These devices evolve according to consumer wants, so why not leverage this technology and focus on consumer needs instead? Why not use this technology as preventive tools for issues such as diabetes or awareness of risks linked to this disease?
When a patient is at risk of becoming diabetic, whether it be due to a genetic predisposition or otherwise, what tools are actually available to healthcare professionals? What tools or programs can they offer their patients?
Care teams have difficulty finding the right tools and balance when it comes to diagnosing and providing resources to their patients.
Timothy E. Graham, an endocrinologist, and physician involved in Intermountain’s diabetes prevention efforts perfectly described this situation:
“One of the biggest frustrations for physicians is when we can diagnose a condition that we know has high stakes for the patient, but we don’t have effective tools—whether it’s a medicine or a program or a referral—to help the patient.
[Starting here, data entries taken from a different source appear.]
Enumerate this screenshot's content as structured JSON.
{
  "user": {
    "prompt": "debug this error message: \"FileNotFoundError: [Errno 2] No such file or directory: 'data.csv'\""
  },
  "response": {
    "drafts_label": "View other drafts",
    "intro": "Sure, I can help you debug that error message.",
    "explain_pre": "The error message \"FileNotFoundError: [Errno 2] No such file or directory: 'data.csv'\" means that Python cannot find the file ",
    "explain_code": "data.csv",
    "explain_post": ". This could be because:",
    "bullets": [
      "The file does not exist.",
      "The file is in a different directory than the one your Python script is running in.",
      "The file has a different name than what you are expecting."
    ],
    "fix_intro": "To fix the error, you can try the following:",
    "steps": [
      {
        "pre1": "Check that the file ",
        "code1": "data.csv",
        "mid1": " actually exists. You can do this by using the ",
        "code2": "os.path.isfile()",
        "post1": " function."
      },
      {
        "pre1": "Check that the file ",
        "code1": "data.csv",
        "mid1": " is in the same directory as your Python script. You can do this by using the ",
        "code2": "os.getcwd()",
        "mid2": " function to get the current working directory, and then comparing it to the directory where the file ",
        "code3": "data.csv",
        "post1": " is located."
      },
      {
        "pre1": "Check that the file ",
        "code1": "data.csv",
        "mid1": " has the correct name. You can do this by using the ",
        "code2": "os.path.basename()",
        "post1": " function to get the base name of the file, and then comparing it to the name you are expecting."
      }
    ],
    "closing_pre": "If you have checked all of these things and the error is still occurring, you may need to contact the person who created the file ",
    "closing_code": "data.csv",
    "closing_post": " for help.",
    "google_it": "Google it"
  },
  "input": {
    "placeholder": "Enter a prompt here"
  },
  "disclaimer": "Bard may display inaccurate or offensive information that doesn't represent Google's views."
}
Prediabetes has been lingering in that horrible space for almost a decade, and now we have the ability to connect patients to services that are truly impactful.”
Healthcare professionals simply lack the proper resources to recommend tools or programs that will help their patients either prevent diabetes, track it or recommend the necessary lifestyle changes to help improve their chronic disease.
As technology increasingly takes over the way many practice medicine, it’s far time patients leverage this technology to help themselves as well.
Doctors need to become the technology enabler, introducing relevant tech that will help the over 80 million people with prediabetes in the U.S.
An article in the Wall Street Journal states:
“New studies show that the emerging field of digital medicine—a combination of remote monitoring, behavior modification, and personalized intervention overseen by the patients’ own doctors—can improve outcomes in some of the most costly and tough-to-manage categories such as diabetes, heart disease, and lung disease.”
The article, outlining Intermountain Healthcare’s diabetes prevention program, showcased a specific participant, Michael Astle, who significantly reduced his weight and diminished his risk of diabetes. Apps, online communities, digital monitors and personalized health coaches have significantly helped patients improve their weight and health outcomes, diminishing their risk of diabetes along the way.
Leveraging health tools that incorporate seamlessly into a patient’s daily life and activities is the best way to track health goals and motivate patients.